Rashon Nelson and Donte Robinson walked into the Starbucks on April 12 at approximately 4:35 p.m., they told ABC's "Good Morning America." Nelson said he immediately asked the store manager if he could use the bathroom, but was told restrooms were for paying customers only.
Nelson said he "left it at that" and joined Robinson at a table to wait for their friend to arrive for their scheduled 4:45 p.m. business meeting. The Starbucks manager then approached the men and asked if they wanted to order something, according to Robinson, and they declined.
At 4:37 p.m., approximately two minutes after they had arrived, the manager called 911.
″They can't be here for us," said Robinson, recalling his initial reaction when police officers entered the Starbucks a few minutes later.
"As soon as they approached us, they just said we had to leave," Nelson said. "There was no question of, you know, 'Was there a problem here between you and the manager? [or] 'What happened?'"
Police didn't explain why they were being arrested, Robinson said.
"We wasn't read any rights ― nothing," Robinson said. "Just double-lock handcuffs behind our backs and escorted out and put into a squad car."
"The police were called because these men hadn't ordered anything," Melissa DePino, a writer who recorded the incident, tweeted last week. "They were waiting for a friend to show up, who did as they were taken out in handcuffs for doing nothing. All the other white ppl are wondering why it's never happened to us when we do the same thing."
The store manager who called 911 has since left the company, according to Starbucks. Company CEO Kevin Johnson has publicly apologized and vowed to "fix" the issue, in part with more training for store managers on company guidelines and unconscious bias.

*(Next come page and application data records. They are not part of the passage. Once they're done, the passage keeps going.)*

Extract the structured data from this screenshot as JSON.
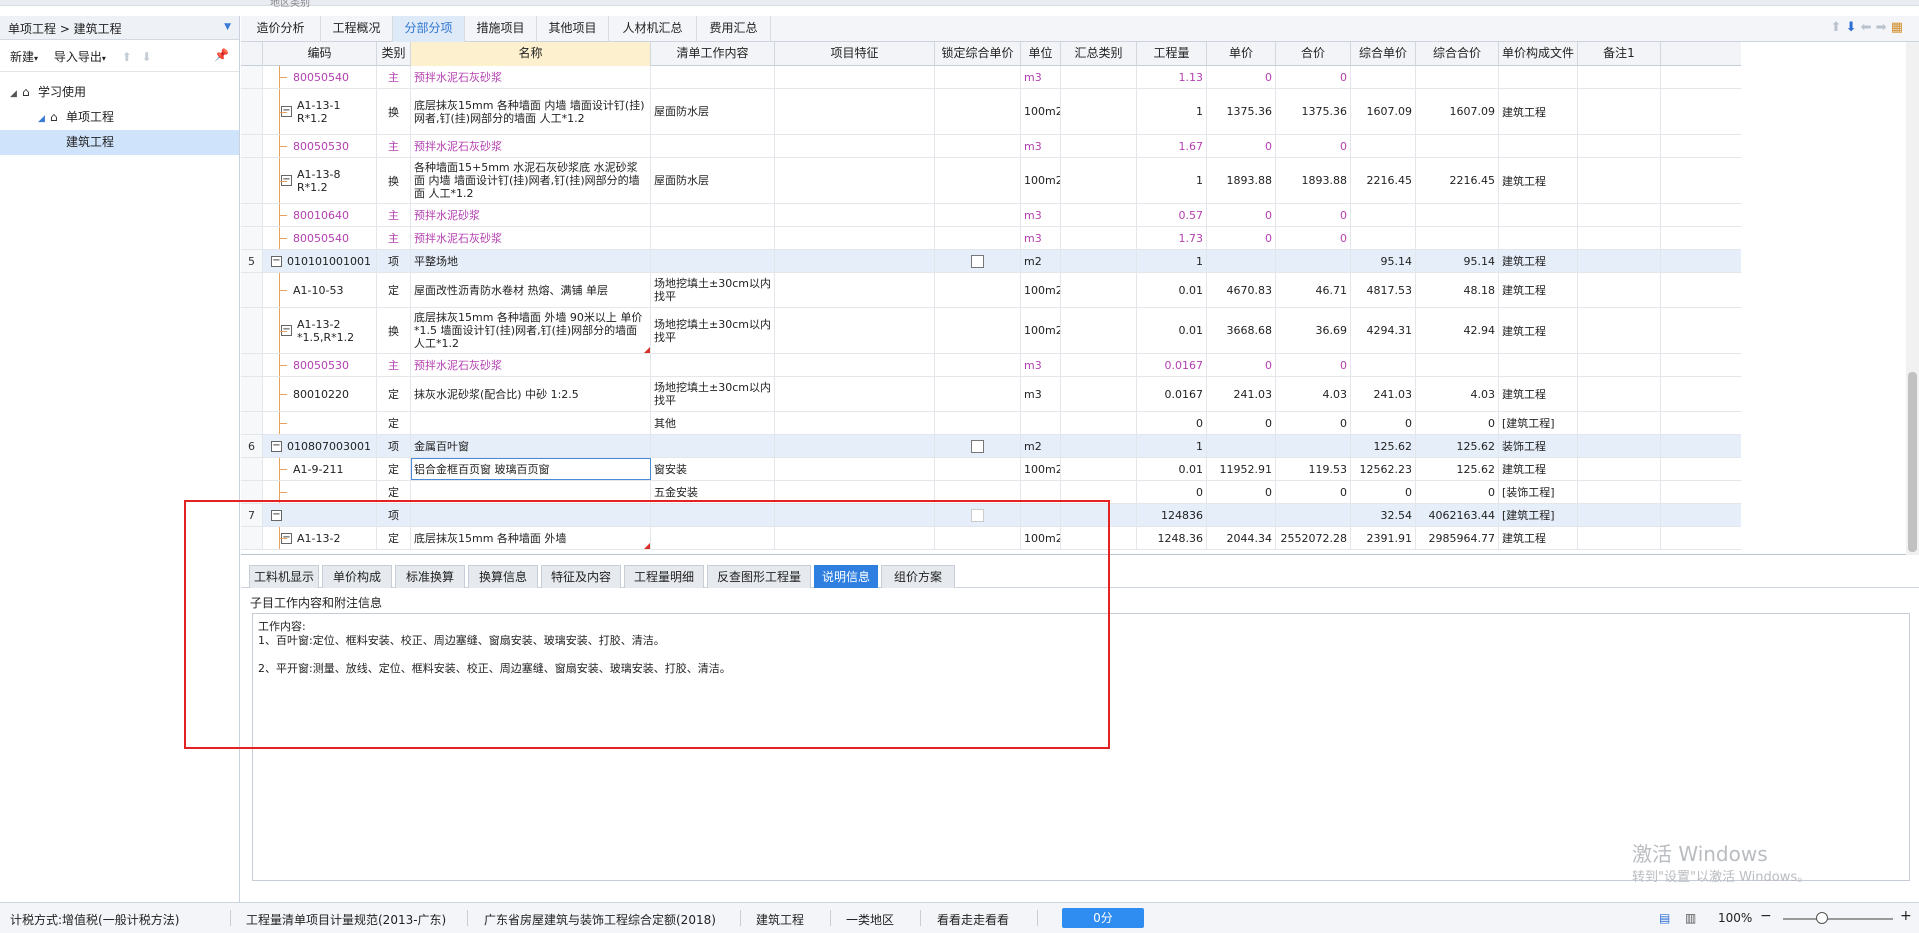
{
  "top_strip_text": "地区类别",
  "breadcrumb": "单项工程 > 建筑工程",
  "left_toolbar": {
    "new_label": "新建",
    "import_export_label": "导入导出"
  },
  "tree": [
    {
      "label": "学习使用",
      "level": 0,
      "icon": "house-icon"
    },
    {
      "label": "单项工程",
      "level": 1,
      "icon": "house-icon"
    },
    {
      "label": "建筑工程",
      "level": 2,
      "icon": "",
      "selected": true
    }
  ],
  "tabs": [
    "造价分析",
    "工程概况",
    "分部分项",
    "措施项目",
    "其他项目",
    "人材机汇总",
    "费用汇总"
  ],
  "active_tab": "分部分项",
  "columns": [
    "编码",
    "类别",
    "名称",
    "清单工作内容",
    "项目特征",
    "锁定综合单价",
    "单位",
    "汇总类别",
    "工程量",
    "单价",
    "合价",
    "综合单价",
    "综合合价",
    "单价构成文件",
    "备注1"
  ],
  "rows": [
    {
      "no": "",
      "code": "80050540",
      "type": "主",
      "name": "预拌水泥石灰砂浆",
      "work": "",
      "unit": "m3",
      "qty": "1.13",
      "price": "0",
      "total": "0",
      "cprice": "",
      "ctotal": "",
      "file": "",
      "purple": true
    },
    {
      "no": "",
      "code": "A1-13-1 R*1.2",
      "type": "换",
      "name": "底层抹灰15mm 各种墙面 内墙 墙面设计钉(挂)网者,钉(挂)网部分的墙面 人工*1.2",
      "work": "屋面防水层",
      "unit": "100m2",
      "qty": "1",
      "price": "1375.36",
      "total": "1375.36",
      "cprice": "1607.09",
      "ctotal": "1607.09",
      "file": "建筑工程",
      "collapse": true
    },
    {
      "no": "",
      "code": "80050530",
      "type": "主",
      "name": "预拌水泥石灰砂浆",
      "work": "",
      "unit": "m3",
      "qty": "1.67",
      "price": "0",
      "total": "0",
      "cprice": "",
      "ctotal": "",
      "file": "",
      "purple": true
    },
    {
      "no": "",
      "code": "A1-13-8 R*1.2",
      "type": "换",
      "name": "各种墙面15+5mm 水泥石灰砂浆底 水泥砂浆面 内墙 墙面设计钉(挂)网者,钉(挂)网部分的墙面 人工*1.2",
      "work": "屋面防水层",
      "unit": "100m2",
      "qty": "1",
      "price": "1893.88",
      "total": "1893.88",
      "cprice": "2216.45",
      "ctotal": "2216.45",
      "file": "建筑工程",
      "collapse": true
    },
    {
      "no": "",
      "code": "80010640",
      "type": "主",
      "name": "预拌水泥砂浆",
      "work": "",
      "unit": "m3",
      "qty": "0.57",
      "price": "0",
      "total": "0",
      "cprice": "",
      "ctotal": "",
      "file": "",
      "purple": true
    },
    {
      "no": "",
      "code": "80050540",
      "type": "主",
      "name": "预拌水泥石灰砂浆",
      "work": "",
      "unit": "m3",
      "qty": "1.73",
      "price": "0",
      "total": "0",
      "cprice": "",
      "ctotal": "",
      "file": "",
      "purple": true
    },
    {
      "no": "5",
      "code": "010101001001",
      "type": "项",
      "name": "平整场地",
      "work": "",
      "unit": "m2",
      "qty": "1",
      "price": "",
      "total": "",
      "cprice": "95.14",
      "ctotal": "95.14",
      "file": "建筑工程",
      "clause": true,
      "check": true
    },
    {
      "no": "",
      "code": "A1-10-53",
      "type": "定",
      "name": "屋面改性沥青防水卷材 热熔、满铺 单层",
      "work": "场地挖填土±30cm以内找平",
      "unit": "100m2",
      "qty": "0.01",
      "price": "4670.83",
      "total": "46.71",
      "cprice": "4817.53",
      "ctotal": "48.18",
      "file": "建筑工程"
    },
    {
      "no": "",
      "code": "A1-13-2 *1.5,R*1.2",
      "type": "换",
      "name": "底层抹灰15mm 各种墙面 外墙 90米以上 单价*1.5 墙面设计钉(挂)网者,钉(挂)网部分的墙面 人工*1.2",
      "work": "场地挖填土±30cm以内找平",
      "unit": "100m2",
      "qty": "0.01",
      "price": "3668.68",
      "total": "36.69",
      "cprice": "4294.31",
      "ctotal": "42.94",
      "file": "建筑工程",
      "collapse": true,
      "flag": true
    },
    {
      "no": "",
      "code": "80050530",
      "type": "主",
      "name": "预拌水泥石灰砂浆",
      "work": "",
      "unit": "m3",
      "qty": "0.0167",
      "price": "0",
      "total": "0",
      "cprice": "",
      "ctotal": "",
      "file": "",
      "purple": true
    },
    {
      "no": "",
      "code": "80010220",
      "type": "定",
      "name": "抹灰水泥砂浆(配合比) 中砂 1:2.5",
      "work": "场地挖填土±30cm以内找平",
      "unit": "m3",
      "qty": "0.0167",
      "price": "241.03",
      "total": "4.03",
      "cprice": "241.03",
      "ctotal": "4.03",
      "file": "建筑工程"
    },
    {
      "no": "",
      "code": "",
      "type": "定",
      "name": "",
      "work": "其他",
      "unit": "",
      "qty": "0",
      "price": "0",
      "total": "0",
      "cprice": "0",
      "ctotal": "0",
      "file": "[建筑工程]"
    },
    {
      "no": "6",
      "code": "010807003001",
      "type": "项",
      "name": "金属百叶窗",
      "work": "",
      "unit": "m2",
      "qty": "1",
      "price": "",
      "total": "",
      "cprice": "125.62",
      "ctotal": "125.62",
      "file": "装饰工程",
      "clause": true,
      "check": true
    },
    {
      "no": "",
      "code": "A1-9-211",
      "type": "定",
      "name": "铝合金框百页窗 玻璃百页窗",
      "work": "窗安装",
      "unit": "100m2",
      "qty": "0.01",
      "price": "11952.91",
      "total": "119.53",
      "cprice": "12562.23",
      "ctotal": "125.62",
      "file": "建筑工程",
      "selected": true
    },
    {
      "no": "",
      "code": "",
      "type": "定",
      "name": "",
      "work": "五金安装",
      "unit": "",
      "qty": "0",
      "price": "0",
      "total": "0",
      "cprice": "0",
      "ctotal": "0",
      "file": "[装饰工程]"
    },
    {
      "no": "7",
      "code": "",
      "type": "项",
      "name": "",
      "work": "",
      "unit": "",
      "qty": "124836",
      "price": "",
      "total": "",
      "cprice": "32.54",
      "ctotal": "4062163.44",
      "file": "[建筑工程]",
      "clause": true,
      "check": true,
      "check_dim": true,
      "collapse": true
    },
    {
      "no": "",
      "code": "A1-13-2",
      "type": "定",
      "name": "底层抹灰15mm 各种墙面 外墙",
      "work": "",
      "unit": "100m2",
      "qty": "1248.36",
      "price": "2044.34",
      "total": "2552072.28",
      "cprice": "2391.91",
      "ctotal": "2985964.77",
      "file": "建筑工程",
      "collapse": true,
      "flag": true
    }
  ],
  "sub_tabs": [
    "工料机显示",
    "单价构成",
    "标准换算",
    "换算信息",
    "特征及内容",
    "工程量明细",
    "反查图形工程量",
    "说明信息",
    "组价方案"
  ],
  "active_sub_tab": "说明信息",
  "info": {
    "title": "子目工作内容和附注信息",
    "heading": "工作内容:",
    "line1": "1、百叶窗:定位、框料安装、校正、周边塞缝、窗扇安装、玻璃安装、打胶、清洁。",
    "line2": "2、平开窗:测量、放线、定位、框料安装、校正、周边塞缝、窗扇安装、玻璃安装、打胶、清洁。"
  },
  "watermark": {
    "line1": "激活 Windows",
    "line2": "转到\"设置\"以激活 Windows。"
  },
  "status": {
    "tax": "计税方式:增值税(一般计税方法)",
    "rule": "工程量清单项目计量规范(2013-广东)",
    "quota": "广东省房屋建筑与装饰工程综合定额(2018)",
    "project": "建筑工程",
    "region": "一类地区",
    "watch": "看看走走看看",
    "score": "0分",
    "zoom": "100%"
  },
  "colors": {
    "accent": "#2f7fe0",
    "highlight_box": "#e32222",
    "purple_text": "#b43fb0",
    "clause_row": "#e6eefa"
  }
}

More than 8,000 Starbucks locations will be closed next month so employees can receive racial bias training, the company announced Tuesday.
Nelson and Robinson spent hours in a jail cell after their arrests, The Associated Press reported. They were released around midnight after the district attorney declined to prosecute them for trespassing.

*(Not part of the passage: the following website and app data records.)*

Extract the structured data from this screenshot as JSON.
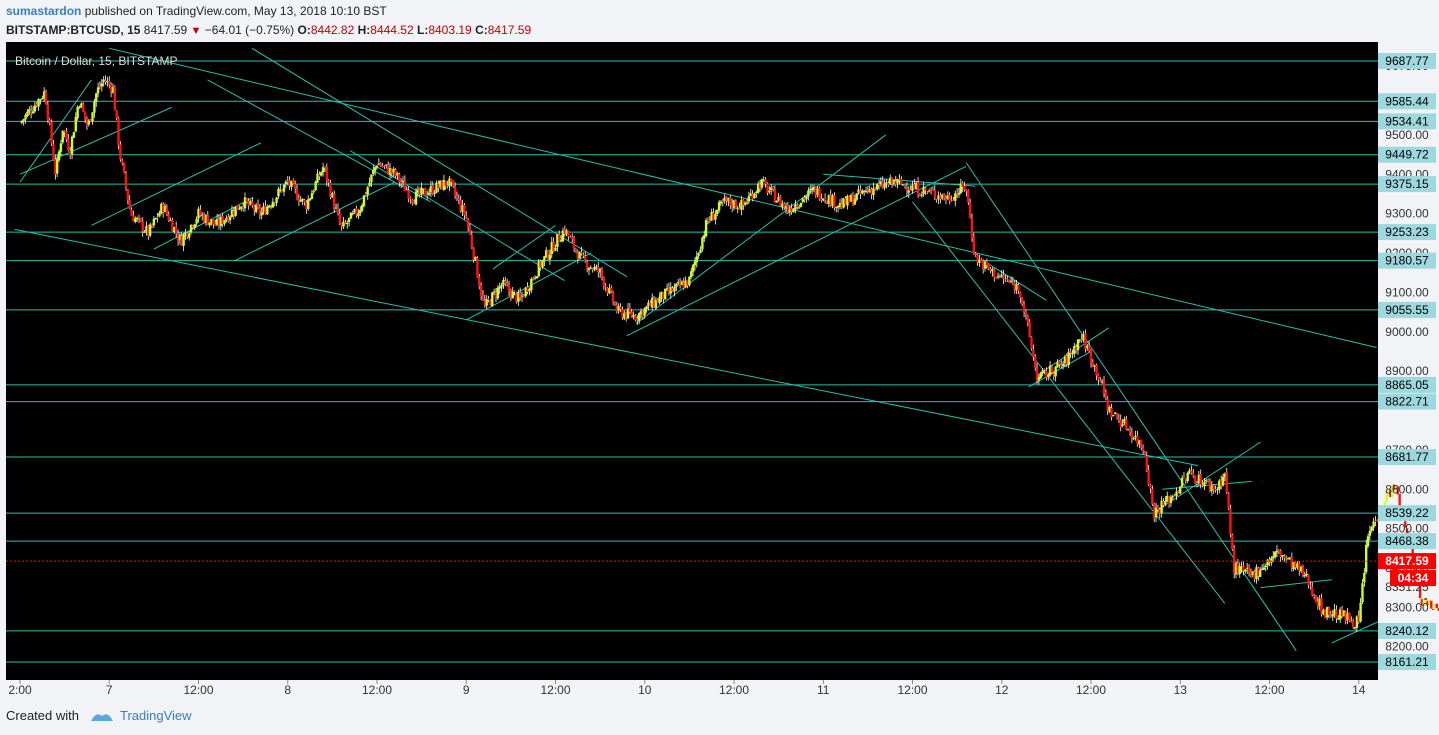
{
  "header": {
    "author": "sumastardon",
    "published": "published on TradingView.com, May 13, 2018 10:10 BST",
    "symbol": "BITSTAMP:BTCUSD, 15",
    "last": "8417.59",
    "change": "−64.01 (−0.75%)",
    "o_label": "O:",
    "o": "8442.82",
    "h_label": "H:",
    "h": "8444.52",
    "l_label": "L:",
    "l": "8403.19",
    "c_label": "C:",
    "c": "8417.59"
  },
  "chart_title": "Bitcoin / Dollar, 15, BITSTAMP",
  "footer": {
    "created_with": "Created with",
    "brand": "TradingView"
  },
  "colors": {
    "background": "#000000",
    "up": "#ccff22",
    "down": "#ff1111",
    "wick": "#ffffff",
    "trendline": "#2abfa8",
    "level_label_bg": "#9ed8df",
    "price_label_bg": "#ff0000"
  },
  "chart_data": {
    "type": "candlestick",
    "interval": "15",
    "ylim": [
      8140,
      9720
    ],
    "x_tick_labels": [
      "2:00",
      "7",
      "12:00",
      "8",
      "12:00",
      "9",
      "12:00",
      "10",
      "12:00",
      "11",
      "12:00",
      "12",
      "12:00",
      "13",
      "12:00",
      "14"
    ],
    "y_tick_labels": [
      "9675.00",
      "9500.00",
      "9400.00",
      "9300.00",
      "9200.00",
      "9100.00",
      "9000.00",
      "8900.00",
      "8700.00",
      "8600.00",
      "8500.00",
      "8400.00",
      "8351.25",
      "8300.00",
      "8200.00"
    ],
    "horizontal_levels": [
      "9687.77",
      "9585.44",
      "9534.41",
      "9449.72",
      "9375.15",
      "9253.23",
      "9180.57",
      "9055.55",
      "8865.05",
      "8822.71",
      "8681.77",
      "8539.22",
      "8468.38",
      "8240.12",
      "8161.21"
    ],
    "current_price": {
      "label": "8417.59",
      "countdown": "04:34"
    },
    "price_path": [
      {
        "t": 0.0,
        "p": 9530
      },
      {
        "t": 0.14,
        "p": 9610
      },
      {
        "t": 0.2,
        "p": 9400
      },
      {
        "t": 0.24,
        "p": 9520
      },
      {
        "t": 0.28,
        "p": 9460
      },
      {
        "t": 0.33,
        "p": 9590
      },
      {
        "t": 0.38,
        "p": 9520
      },
      {
        "t": 0.43,
        "p": 9610
      },
      {
        "t": 0.47,
        "p": 9640
      },
      {
        "t": 0.52,
        "p": 9620
      },
      {
        "t": 0.56,
        "p": 9450
      },
      {
        "t": 0.62,
        "p": 9300
      },
      {
        "t": 0.72,
        "p": 9250
      },
      {
        "t": 0.8,
        "p": 9320
      },
      {
        "t": 0.9,
        "p": 9230
      },
      {
        "t": 1.0,
        "p": 9300
      },
      {
        "t": 1.1,
        "p": 9270
      },
      {
        "t": 1.25,
        "p": 9330
      },
      {
        "t": 1.35,
        "p": 9300
      },
      {
        "t": 1.5,
        "p": 9380
      },
      {
        "t": 1.6,
        "p": 9320
      },
      {
        "t": 1.7,
        "p": 9420
      },
      {
        "t": 1.8,
        "p": 9260
      },
      {
        "t": 1.9,
        "p": 9310
      },
      {
        "t": 2.0,
        "p": 9430
      },
      {
        "t": 2.1,
        "p": 9400
      },
      {
        "t": 2.2,
        "p": 9340
      },
      {
        "t": 2.4,
        "p": 9380
      },
      {
        "t": 2.5,
        "p": 9290
      },
      {
        "t": 2.55,
        "p": 9180
      },
      {
        "t": 2.6,
        "p": 9060
      },
      {
        "t": 2.7,
        "p": 9120
      },
      {
        "t": 2.8,
        "p": 9080
      },
      {
        "t": 2.9,
        "p": 9160
      },
      {
        "t": 3.05,
        "p": 9260
      },
      {
        "t": 3.15,
        "p": 9180
      },
      {
        "t": 3.25,
        "p": 9150
      },
      {
        "t": 3.35,
        "p": 9050
      },
      {
        "t": 3.45,
        "p": 9040
      },
      {
        "t": 3.6,
        "p": 9090
      },
      {
        "t": 3.75,
        "p": 9130
      },
      {
        "t": 3.85,
        "p": 9280
      },
      {
        "t": 3.95,
        "p": 9330
      },
      {
        "t": 4.05,
        "p": 9320
      },
      {
        "t": 4.15,
        "p": 9380
      },
      {
        "t": 4.3,
        "p": 9310
      },
      {
        "t": 4.45,
        "p": 9360
      },
      {
        "t": 4.6,
        "p": 9320
      },
      {
        "t": 4.75,
        "p": 9360
      },
      {
        "t": 4.9,
        "p": 9380
      },
      {
        "t": 5.05,
        "p": 9360
      },
      {
        "t": 5.2,
        "p": 9340
      },
      {
        "t": 5.3,
        "p": 9370
      },
      {
        "t": 5.35,
        "p": 9190
      },
      {
        "t": 5.45,
        "p": 9150
      },
      {
        "t": 5.6,
        "p": 9110
      },
      {
        "t": 5.65,
        "p": 9000
      },
      {
        "t": 5.7,
        "p": 8880
      },
      {
        "t": 5.85,
        "p": 8920
      },
      {
        "t": 5.95,
        "p": 8990
      },
      {
        "t": 6.05,
        "p": 8880
      },
      {
        "t": 6.1,
        "p": 8800
      },
      {
        "t": 6.2,
        "p": 8760
      },
      {
        "t": 6.3,
        "p": 8700
      },
      {
        "t": 6.35,
        "p": 8540
      },
      {
        "t": 6.45,
        "p": 8580
      },
      {
        "t": 6.55,
        "p": 8640
      },
      {
        "t": 6.7,
        "p": 8600
      },
      {
        "t": 6.75,
        "p": 8640
      },
      {
        "t": 6.8,
        "p": 8400
      },
      {
        "t": 6.9,
        "p": 8380
      },
      {
        "t": 7.05,
        "p": 8440
      },
      {
        "t": 7.2,
        "p": 8380
      },
      {
        "t": 7.3,
        "p": 8290
      },
      {
        "t": 7.4,
        "p": 8280
      },
      {
        "t": 7.5,
        "p": 8260
      },
      {
        "t": 7.55,
        "p": 8480
      },
      {
        "t": 7.65,
        "p": 8580
      },
      {
        "t": 7.7,
        "p": 8610
      },
      {
        "t": 7.8,
        "p": 8430
      },
      {
        "t": 7.85,
        "p": 8320
      },
      {
        "t": 7.95,
        "p": 8300
      },
      {
        "t": 8.05,
        "p": 8340
      },
      {
        "t": 8.12,
        "p": 8420
      },
      {
        "t": 8.2,
        "p": 8500
      },
      {
        "t": 8.25,
        "p": 8470
      },
      {
        "t": 8.3,
        "p": 8400
      },
      {
        "t": 8.38,
        "p": 8500
      },
      {
        "t": 8.45,
        "p": 8470
      },
      {
        "t": 8.52,
        "p": 8430
      },
      {
        "t": 8.58,
        "p": 8360
      },
      {
        "t": 8.65,
        "p": 8420
      },
      {
        "t": 8.72,
        "p": 8480
      },
      {
        "t": 8.8,
        "p": 8440
      },
      {
        "t": 8.85,
        "p": 8418
      }
    ],
    "trendlines": [
      {
        "t1": -0.03,
        "p1": 9260,
        "t2": 6.6,
        "p2": 8660
      },
      {
        "t1": 0.5,
        "p1": 9720,
        "t2": 7.6,
        "p2": 8960
      },
      {
        "t1": 0.0,
        "p1": 9400,
        "t2": 0.85,
        "p2": 9570
      },
      {
        "t1": 0.4,
        "p1": 9640,
        "t2": 0.0,
        "p2": 9380
      },
      {
        "t1": 0.4,
        "p1": 9270,
        "t2": 1.35,
        "p2": 9480
      },
      {
        "t1": 0.75,
        "p1": 9210,
        "t2": 1.3,
        "p2": 9340
      },
      {
        "t1": 1.2,
        "p1": 9180,
        "t2": 2.1,
        "p2": 9380
      },
      {
        "t1": 1.3,
        "p1": 9720,
        "t2": 3.4,
        "p2": 9140
      },
      {
        "t1": 1.85,
        "p1": 9460,
        "t2": 3.05,
        "p2": 9130
      },
      {
        "t1": 1.05,
        "p1": 9640,
        "t2": 2.3,
        "p2": 9330
      },
      {
        "t1": 2.5,
        "p1": 9030,
        "t2": 3.2,
        "p2": 9200
      },
      {
        "t1": 2.65,
        "p1": 9160,
        "t2": 3.0,
        "p2": 9270
      },
      {
        "t1": 3.45,
        "p1": 9020,
        "t2": 4.85,
        "p2": 9500
      },
      {
        "t1": 3.4,
        "p1": 8990,
        "t2": 5.3,
        "p2": 9420
      },
      {
        "t1": 4.5,
        "p1": 9400,
        "t2": 5.35,
        "p2": 9370
      },
      {
        "t1": 5.3,
        "p1": 9430,
        "t2": 7.15,
        "p2": 8190
      },
      {
        "t1": 5.0,
        "p1": 9330,
        "t2": 6.75,
        "p2": 8310
      },
      {
        "t1": 5.4,
        "p1": 9180,
        "t2": 5.75,
        "p2": 9080
      },
      {
        "t1": 5.65,
        "p1": 8860,
        "t2": 6.0,
        "p2": 8950
      },
      {
        "t1": 5.7,
        "p1": 8890,
        "t2": 6.1,
        "p2": 9010
      },
      {
        "t1": 6.35,
        "p1": 8540,
        "t2": 6.95,
        "p2": 8720
      },
      {
        "t1": 6.4,
        "p1": 8600,
        "t2": 6.9,
        "p2": 8620
      },
      {
        "t1": 6.95,
        "p1": 8350,
        "t2": 7.35,
        "p2": 8370
      },
      {
        "t1": 7.35,
        "p1": 8210,
        "t2": 8.25,
        "p2": 8396
      },
      {
        "t1": 7.7,
        "p1": 8670,
        "t2": 8.65,
        "p2": 8400
      },
      {
        "t1": 8.1,
        "p1": 8625,
        "t2": 8.9,
        "p2": 8358
      },
      {
        "t1": 8.25,
        "p1": 8362,
        "t2": 8.8,
        "p2": 8405
      }
    ]
  }
}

"You go from being someone who's just trying to be an entrepreneur, having your own dreams and aspirations, and then this happens," Nelson told AP. "How do you handle it? Do you stand up? Do you fight? Do you sit down and just watch everyone else fight for you? Do you let it slide, like we let everything else slide with injustice?"
The two men are now involved in mediation with Starbucks, which they hope will lead to lasting change, such as requiring a customer bill of rights to be posted in stores and new policies for customer ejections and racial profiling.
"This is something that has been going on for years and everyone's blind to it, but they know what's going on, if you get what I mean" Nelson said. He added that he and Robinson hope to "help people understand that it's not just a black people thing ― it's a people thing. That's what we want to see out of this and that's true change."